“The short stop and second baseman, as a rule, generally work together, but the short stop aids the baseman more than he receives help, in fact, the second baseman is a sort of short stop.  Should a batter be right-handed the grounder will invariably go to the short stop.  If a man has already reached first, the short stop depends upon the second baseman to be at the bag, and send the ball to him…A left-hand batter will send the ball between first and second, where the second baseman generally plays.  Should there be a man on first, the short stop is looked upon to cover the bag, and if the hit is a fast grounder and both men are quick throwers, a double can be easily worked.

“The first baseman is a mean position to play.  It looks easy, but is hard.  He has got to play a short stop game, must be a sure catcher of a thrown ball and is supposed to get a low thrown ball or a high one, and must catch a ball either on the left or right side.  This position is the best place for a captain; for he can see every play that is made better than should he be in the outfield, and can readily argue a decision with an umpire without walking a mile to do so.

“The outfield must be greatly depended upon and must catch all the balls in that territory..  The outfielders have not as much work as the infielders, but they have to look up at Old Sol and must have a good pair of eyes.  They must be hard, quick throwers to be of any value to the team and have got to watch the base runners and use judgment  as to the proper place to throw the ball…A person can be a good fly ball catcher with diligent practice.  He must know where to run and judge a ball.  As soon as he can do this there will be no trouble to succeed.
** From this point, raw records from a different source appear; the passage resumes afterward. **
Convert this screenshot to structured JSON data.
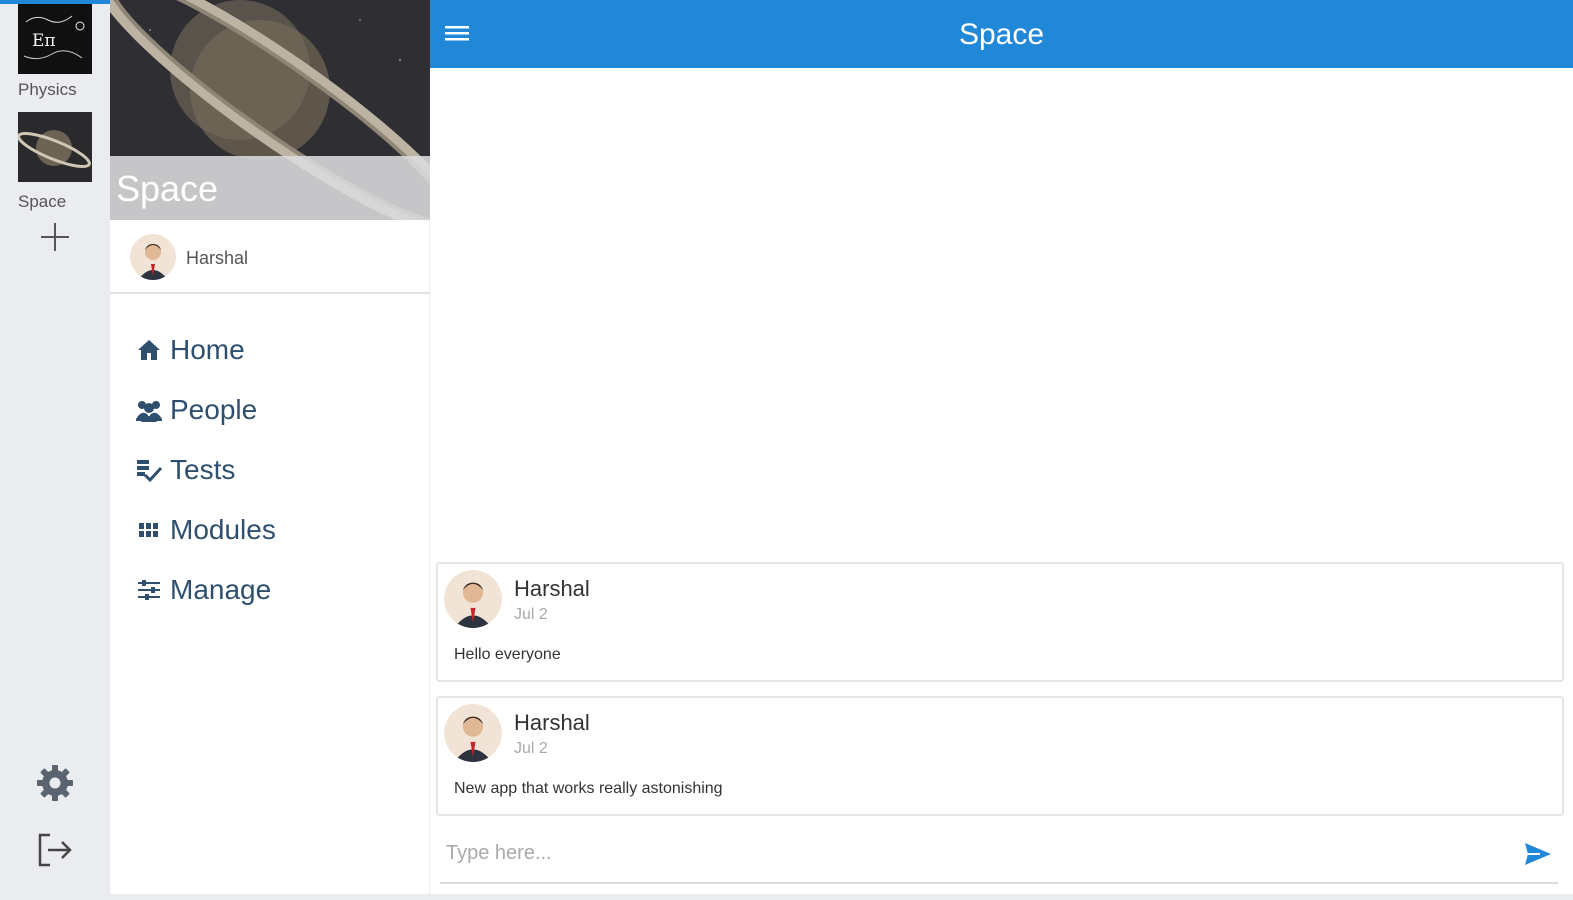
{
  "rail": {
    "classes": [
      {
        "label": "Physics",
        "thumb_text": "Eπ"
      },
      {
        "label": "Space"
      }
    ],
    "add_label": "+"
  },
  "drawer": {
    "cover_title": "Space",
    "owner_name": "Harshal",
    "nav": [
      {
        "label": "Home",
        "icon": "home-icon"
      },
      {
        "label": "People",
        "icon": "people-icon"
      },
      {
        "label": "Tests",
        "icon": "tests-icon"
      },
      {
        "label": "Modules",
        "icon": "modules-icon"
      },
      {
        "label": "Manage",
        "icon": "manage-icon"
      }
    ]
  },
  "topbar": {
    "title": "Space"
  },
  "posts": [
    {
      "author": "Harshal",
      "date": "Jul 2",
      "text": "Hello everyone"
    },
    {
      "author": "Harshal",
      "date": "Jul 2",
      "text": "New app that works really astonishing"
    }
  ],
  "composer": {
    "placeholder": "Type here..."
  },
  "colors": {
    "primary": "#2188d8",
    "nav_text": "#2f4f6f",
    "rail_bg": "#eaecef"
  }
}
“A captain must be a cool man and be able to command respect from his men and let them know that his rulings must be obeyed…When his side is in he should instruct his men how to bat, when to bunt or sacrifice. “

Campau said “Baseball is a great exercise, for it is played with brain and every muscle, and daily practice will make any person become strong quick, for every muscle is brought into play and is developed.”

Campau played and managed until the 1905 season, finishing his career with the Binghamton Bingoes in the New York State League; released by Binghamton mid-season, he became an umpire, working in the Southern, Eastern and New York State Leagues June of 1907.

Charles Columbus "Count" Campau 1904

Charles Columbus “Count” Campau 1904

Campau gave up umpiring for thoroughbred racing; he served as a handicapper, clerk of scales and placing judge at a variety of race tracks, including Kenilworth Park in Buffalo, King Edwards Park in Canada, Oriental Park in Cuba, and finally, the Fair Grounds in his adopted home of New Orleans.

Campau died in 1938.